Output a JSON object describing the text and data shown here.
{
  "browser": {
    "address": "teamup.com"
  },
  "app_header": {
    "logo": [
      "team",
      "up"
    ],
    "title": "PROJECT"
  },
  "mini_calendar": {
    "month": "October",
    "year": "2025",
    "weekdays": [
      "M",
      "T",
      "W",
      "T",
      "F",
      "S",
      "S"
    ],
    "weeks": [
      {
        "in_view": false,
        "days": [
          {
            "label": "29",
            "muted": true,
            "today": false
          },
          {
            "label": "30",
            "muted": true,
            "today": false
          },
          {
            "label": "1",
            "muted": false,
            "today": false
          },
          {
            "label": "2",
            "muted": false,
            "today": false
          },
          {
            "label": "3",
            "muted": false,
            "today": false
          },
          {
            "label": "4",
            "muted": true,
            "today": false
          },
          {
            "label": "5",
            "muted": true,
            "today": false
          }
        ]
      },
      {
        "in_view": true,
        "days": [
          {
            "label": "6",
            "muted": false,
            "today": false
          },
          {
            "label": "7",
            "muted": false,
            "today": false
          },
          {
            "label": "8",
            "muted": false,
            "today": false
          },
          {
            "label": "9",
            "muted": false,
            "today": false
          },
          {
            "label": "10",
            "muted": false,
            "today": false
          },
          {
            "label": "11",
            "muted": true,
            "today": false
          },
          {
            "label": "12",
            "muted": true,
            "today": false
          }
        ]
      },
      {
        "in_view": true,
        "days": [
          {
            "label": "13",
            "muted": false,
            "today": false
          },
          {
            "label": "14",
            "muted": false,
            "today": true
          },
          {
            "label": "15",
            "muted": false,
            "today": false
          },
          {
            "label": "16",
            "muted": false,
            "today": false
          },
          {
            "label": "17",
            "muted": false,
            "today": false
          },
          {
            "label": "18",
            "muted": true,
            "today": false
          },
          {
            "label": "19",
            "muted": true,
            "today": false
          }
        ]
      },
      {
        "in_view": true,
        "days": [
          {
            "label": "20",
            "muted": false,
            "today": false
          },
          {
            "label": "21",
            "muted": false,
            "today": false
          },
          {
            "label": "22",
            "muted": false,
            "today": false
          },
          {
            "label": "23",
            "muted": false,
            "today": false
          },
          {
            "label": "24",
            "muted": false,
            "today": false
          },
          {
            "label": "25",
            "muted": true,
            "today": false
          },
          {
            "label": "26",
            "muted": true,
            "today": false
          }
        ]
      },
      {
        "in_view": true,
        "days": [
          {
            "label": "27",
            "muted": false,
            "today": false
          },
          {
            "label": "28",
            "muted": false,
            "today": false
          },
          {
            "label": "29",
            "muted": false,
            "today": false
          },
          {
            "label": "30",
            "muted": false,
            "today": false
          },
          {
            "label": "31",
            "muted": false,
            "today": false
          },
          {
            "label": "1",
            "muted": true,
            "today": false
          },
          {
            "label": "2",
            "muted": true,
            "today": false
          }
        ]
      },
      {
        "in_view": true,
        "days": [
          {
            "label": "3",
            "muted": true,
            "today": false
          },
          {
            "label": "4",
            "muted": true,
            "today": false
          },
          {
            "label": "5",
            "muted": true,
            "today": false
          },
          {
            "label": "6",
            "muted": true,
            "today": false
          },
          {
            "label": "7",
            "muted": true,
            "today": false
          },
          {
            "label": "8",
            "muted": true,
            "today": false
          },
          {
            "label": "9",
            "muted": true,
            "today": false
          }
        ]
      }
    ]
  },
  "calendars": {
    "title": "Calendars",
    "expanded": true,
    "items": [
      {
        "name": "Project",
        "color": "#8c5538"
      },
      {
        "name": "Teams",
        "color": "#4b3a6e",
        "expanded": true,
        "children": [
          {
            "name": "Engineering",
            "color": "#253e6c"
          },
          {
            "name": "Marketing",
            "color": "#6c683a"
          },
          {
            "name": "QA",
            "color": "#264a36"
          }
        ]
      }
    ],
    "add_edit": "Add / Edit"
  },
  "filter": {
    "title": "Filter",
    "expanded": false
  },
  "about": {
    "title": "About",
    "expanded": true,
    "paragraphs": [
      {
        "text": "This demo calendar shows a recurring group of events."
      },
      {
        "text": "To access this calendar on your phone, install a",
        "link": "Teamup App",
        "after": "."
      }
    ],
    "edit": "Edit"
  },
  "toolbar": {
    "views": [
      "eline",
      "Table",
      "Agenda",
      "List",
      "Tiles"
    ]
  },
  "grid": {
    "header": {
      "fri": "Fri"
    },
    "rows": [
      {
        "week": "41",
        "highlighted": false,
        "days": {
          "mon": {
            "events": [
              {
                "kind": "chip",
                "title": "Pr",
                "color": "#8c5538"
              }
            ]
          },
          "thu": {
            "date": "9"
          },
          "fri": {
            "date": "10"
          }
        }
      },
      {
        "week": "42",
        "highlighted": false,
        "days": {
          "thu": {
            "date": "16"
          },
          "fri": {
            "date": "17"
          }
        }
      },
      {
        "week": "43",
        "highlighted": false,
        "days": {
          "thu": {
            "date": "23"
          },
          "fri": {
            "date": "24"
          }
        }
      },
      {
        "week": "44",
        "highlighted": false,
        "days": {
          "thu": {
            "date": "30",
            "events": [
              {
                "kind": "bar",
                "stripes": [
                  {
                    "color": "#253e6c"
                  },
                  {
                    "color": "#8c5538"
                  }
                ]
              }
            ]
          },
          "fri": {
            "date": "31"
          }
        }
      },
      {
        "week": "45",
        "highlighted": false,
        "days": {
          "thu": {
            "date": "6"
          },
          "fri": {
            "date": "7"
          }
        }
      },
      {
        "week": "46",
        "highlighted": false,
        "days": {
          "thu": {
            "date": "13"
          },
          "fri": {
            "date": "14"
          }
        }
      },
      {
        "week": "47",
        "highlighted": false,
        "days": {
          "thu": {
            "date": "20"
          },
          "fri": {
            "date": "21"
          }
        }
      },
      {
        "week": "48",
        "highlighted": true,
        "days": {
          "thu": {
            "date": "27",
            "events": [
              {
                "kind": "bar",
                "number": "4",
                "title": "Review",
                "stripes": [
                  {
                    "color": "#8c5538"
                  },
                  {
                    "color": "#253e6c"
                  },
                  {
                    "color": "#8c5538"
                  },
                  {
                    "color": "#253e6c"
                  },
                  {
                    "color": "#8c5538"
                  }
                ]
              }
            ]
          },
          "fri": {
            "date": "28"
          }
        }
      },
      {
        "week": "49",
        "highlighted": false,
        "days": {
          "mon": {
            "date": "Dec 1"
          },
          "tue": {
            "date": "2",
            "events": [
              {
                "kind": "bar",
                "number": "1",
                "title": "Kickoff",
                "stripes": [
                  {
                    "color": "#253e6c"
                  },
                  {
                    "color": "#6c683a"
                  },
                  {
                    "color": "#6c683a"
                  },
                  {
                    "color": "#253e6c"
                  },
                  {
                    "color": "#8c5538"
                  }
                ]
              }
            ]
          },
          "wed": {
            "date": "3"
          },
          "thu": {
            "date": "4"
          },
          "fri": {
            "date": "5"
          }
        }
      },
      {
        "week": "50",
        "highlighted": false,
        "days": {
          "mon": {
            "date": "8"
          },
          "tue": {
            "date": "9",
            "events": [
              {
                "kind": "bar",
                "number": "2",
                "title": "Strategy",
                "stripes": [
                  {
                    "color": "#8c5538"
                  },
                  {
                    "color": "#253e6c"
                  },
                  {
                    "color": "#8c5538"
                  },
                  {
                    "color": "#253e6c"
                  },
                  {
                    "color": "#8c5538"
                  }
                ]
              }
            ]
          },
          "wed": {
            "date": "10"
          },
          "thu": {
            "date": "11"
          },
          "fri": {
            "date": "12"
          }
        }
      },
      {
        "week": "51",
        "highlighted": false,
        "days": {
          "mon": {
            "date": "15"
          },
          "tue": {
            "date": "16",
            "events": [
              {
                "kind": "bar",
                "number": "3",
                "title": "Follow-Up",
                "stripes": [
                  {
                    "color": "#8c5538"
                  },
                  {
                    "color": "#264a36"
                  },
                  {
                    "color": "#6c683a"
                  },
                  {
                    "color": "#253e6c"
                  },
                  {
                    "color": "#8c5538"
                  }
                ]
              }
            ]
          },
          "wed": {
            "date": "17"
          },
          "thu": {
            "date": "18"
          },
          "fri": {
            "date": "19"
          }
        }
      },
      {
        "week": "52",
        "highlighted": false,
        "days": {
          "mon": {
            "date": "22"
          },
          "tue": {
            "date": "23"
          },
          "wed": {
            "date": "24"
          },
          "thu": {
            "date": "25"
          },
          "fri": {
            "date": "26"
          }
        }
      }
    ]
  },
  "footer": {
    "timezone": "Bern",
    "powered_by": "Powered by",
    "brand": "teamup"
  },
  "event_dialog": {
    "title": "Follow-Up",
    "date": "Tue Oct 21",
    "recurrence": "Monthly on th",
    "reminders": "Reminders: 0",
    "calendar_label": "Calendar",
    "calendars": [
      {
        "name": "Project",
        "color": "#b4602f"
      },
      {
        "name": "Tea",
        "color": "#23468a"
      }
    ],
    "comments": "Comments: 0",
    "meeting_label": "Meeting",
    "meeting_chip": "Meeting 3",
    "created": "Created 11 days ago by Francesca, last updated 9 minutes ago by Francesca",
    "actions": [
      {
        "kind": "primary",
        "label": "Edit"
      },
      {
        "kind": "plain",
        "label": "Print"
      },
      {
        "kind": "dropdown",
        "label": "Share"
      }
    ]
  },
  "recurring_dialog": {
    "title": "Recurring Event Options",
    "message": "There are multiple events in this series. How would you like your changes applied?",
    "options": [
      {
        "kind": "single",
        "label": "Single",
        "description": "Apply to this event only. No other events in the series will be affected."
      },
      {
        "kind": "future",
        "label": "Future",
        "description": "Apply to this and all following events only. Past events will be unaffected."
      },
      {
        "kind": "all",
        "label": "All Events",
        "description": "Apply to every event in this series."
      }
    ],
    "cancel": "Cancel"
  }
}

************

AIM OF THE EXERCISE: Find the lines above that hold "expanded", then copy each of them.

TASK RESULT:
    "expanded": true,
        "expanded": true,
    "expanded": false
    "expanded": true,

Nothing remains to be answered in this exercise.